The vast majority of parents want their children to be educated, to enjoy school and to create solid relationships in the school setting. Most teachers have the very same positive goals for their students. Parent-teacher communication is vital.
However, all too often, there can be misunderstandings or conflicts between parents and schools that could be avoided with better and more frequent communication.
Communication affects parental attitudes, teacher morale and student performance directly. In what ways will communication help? Let’s discuss.
Learn How to Support Your Child
Do you know what your child is learning each day, what subjects he or she struggles with and how he is doing socially? If you don’t, your kid’s teacher does. And, as a former educator, I assure you that they would LOVE to talk to you about it. Good teachers are thrilled when parents ask questions and get involved.
Talking to the school will likely make you more confident about your child’s education as you develop a deeper appreciation and respect for the critical role that the teacher and school play in your child’s life.
Ask the teacher:
- What are my kid’s favorite classroom learning activities?
- What are some of my child’s accomplishments?
- How can I help at home?
- What does my child need to do be successful in your classroom?
- Does my child engage with your subject matter?
Your Kid Will Benefit
Substantial evidence shows that parent involvement benefits students. It increases the likelihood of academic achievement. Children will likely experience:
- improved behavior
- increased motivation for learning
- a better relationship with their teachers
- better attendance,
- a positive attitude about homework
- a positive attitude toward school in general
It’s not rocket science: If you are invested in your kids’ learning, then they are more likely to be, as well. They will see that you value education and will develop those same values.
Teachers Want and Need Your Support
Teachers have so many responsibilities, and when parents do not communicate or get involved, they are burdened with even more work. Parental involvement frees educators up to focus more on teaching the children. Plus, they can get a much better grasp on the lives, homes and family values of the kids in their class.
It is all circular in that moms and dads who are involved with the school tend to have a positive view of teachers. This improves kids’ attitude toward educators.
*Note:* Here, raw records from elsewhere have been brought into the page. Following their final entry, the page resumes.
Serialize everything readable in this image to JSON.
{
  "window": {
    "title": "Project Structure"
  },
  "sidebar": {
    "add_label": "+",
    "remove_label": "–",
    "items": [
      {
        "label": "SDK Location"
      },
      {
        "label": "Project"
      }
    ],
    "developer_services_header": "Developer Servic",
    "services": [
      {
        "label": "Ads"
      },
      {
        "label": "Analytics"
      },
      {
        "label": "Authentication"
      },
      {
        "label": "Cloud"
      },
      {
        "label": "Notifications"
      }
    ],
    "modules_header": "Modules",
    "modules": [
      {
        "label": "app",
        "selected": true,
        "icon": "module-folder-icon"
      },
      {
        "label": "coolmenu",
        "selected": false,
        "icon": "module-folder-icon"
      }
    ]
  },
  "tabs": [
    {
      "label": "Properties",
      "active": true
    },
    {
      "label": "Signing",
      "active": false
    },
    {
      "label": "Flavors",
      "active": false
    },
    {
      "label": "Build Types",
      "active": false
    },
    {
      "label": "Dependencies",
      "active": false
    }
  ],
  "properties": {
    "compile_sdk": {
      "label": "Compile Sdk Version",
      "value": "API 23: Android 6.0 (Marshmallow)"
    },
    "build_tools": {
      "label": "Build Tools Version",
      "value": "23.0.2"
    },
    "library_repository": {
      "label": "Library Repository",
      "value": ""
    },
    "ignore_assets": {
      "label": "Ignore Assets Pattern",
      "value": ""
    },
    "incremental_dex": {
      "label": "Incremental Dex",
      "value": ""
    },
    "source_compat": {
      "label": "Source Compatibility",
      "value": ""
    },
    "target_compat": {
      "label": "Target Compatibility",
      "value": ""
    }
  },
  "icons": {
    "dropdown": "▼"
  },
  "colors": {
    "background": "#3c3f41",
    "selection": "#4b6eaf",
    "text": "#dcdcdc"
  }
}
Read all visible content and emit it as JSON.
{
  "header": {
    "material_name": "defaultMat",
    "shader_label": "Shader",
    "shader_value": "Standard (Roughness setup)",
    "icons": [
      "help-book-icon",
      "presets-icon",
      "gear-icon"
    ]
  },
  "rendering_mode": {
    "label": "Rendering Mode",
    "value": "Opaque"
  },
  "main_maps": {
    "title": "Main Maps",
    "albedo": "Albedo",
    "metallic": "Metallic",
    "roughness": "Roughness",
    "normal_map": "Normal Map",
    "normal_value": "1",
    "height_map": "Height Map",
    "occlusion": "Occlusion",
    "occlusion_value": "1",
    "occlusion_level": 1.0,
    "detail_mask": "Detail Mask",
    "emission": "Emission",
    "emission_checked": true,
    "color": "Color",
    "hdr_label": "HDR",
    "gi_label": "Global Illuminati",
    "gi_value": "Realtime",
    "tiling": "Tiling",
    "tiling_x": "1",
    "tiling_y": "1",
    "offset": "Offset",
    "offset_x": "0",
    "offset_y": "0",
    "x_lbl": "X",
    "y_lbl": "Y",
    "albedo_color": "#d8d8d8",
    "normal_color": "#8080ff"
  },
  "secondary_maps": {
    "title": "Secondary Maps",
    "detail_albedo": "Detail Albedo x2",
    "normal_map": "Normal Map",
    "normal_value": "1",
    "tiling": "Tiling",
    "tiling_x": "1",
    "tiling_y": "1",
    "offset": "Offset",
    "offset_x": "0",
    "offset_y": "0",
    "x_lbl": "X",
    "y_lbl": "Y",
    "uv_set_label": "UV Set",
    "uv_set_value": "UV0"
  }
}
That results in better instructor morale.
It motivates everyone!
Good two-way communication among families and schools is essential and, no surprise here, research shows that the more parents and teachers share relevant information, the better able they are to help the child achieve academic goals.
Don’t wait for teachers to reach out. Also, if you get invitations to the school – go. Go whenever you can. You will enjoy the experience, and your child and their teacher will both appreciate your presence.
There are ways to communicate well, and there are also ways to communicate badly. Bad communication may result in misunderstandings, conflict and – worst of all – an unmotivated student. Here are some strategies for communicating the right way:
- Respect Educators
Treat the relationship the way you would any important one. Relationships are not always easy or perfect, but good communication and a problem-solving partnership will allow you to collaborate on thinking of ways to help your child. If your child is struggling in math, do not look at their math teacher as the enemy or go into a meeting with an attitude of disrespect. Look at the math teacher as a partner in getting your kid back on track and address the educator with deference.
- Don’t Stifle the Student-Teacher Relationship
Developing a relationship with their teacher will likely be one of the first relationships that your child will develop with an adult outside of the family. For young elementary-aged kids, the teacher-child relationship is one of love and caring. Allow them the space to create a special bond.
- Don’t brag
You know your child is brilliant, charming, and amazing. That’s a given. But, their teacher does not want to listen to you boast. In so doing, you may inadvertently be sending the message that you do not think that the teacher is good enough.
For example, saying “Susie loves math time in your room!” sends a much different message than “Susie is so good at math, she hardly even needs instruction.”
Also, you do not have to sell your kid to an educator. Just trust that the teacher will learn how awesome your kid is in their own time.
Positive parent-school communication strategies are of benefit to students, teachers, administrators, and parents. The better communication that guardians have with the school, the less stressed everyone will be. It will allow you to all work together – as a team – toward the education of your child. And you know what they say: “Teamwork makes the dream work.”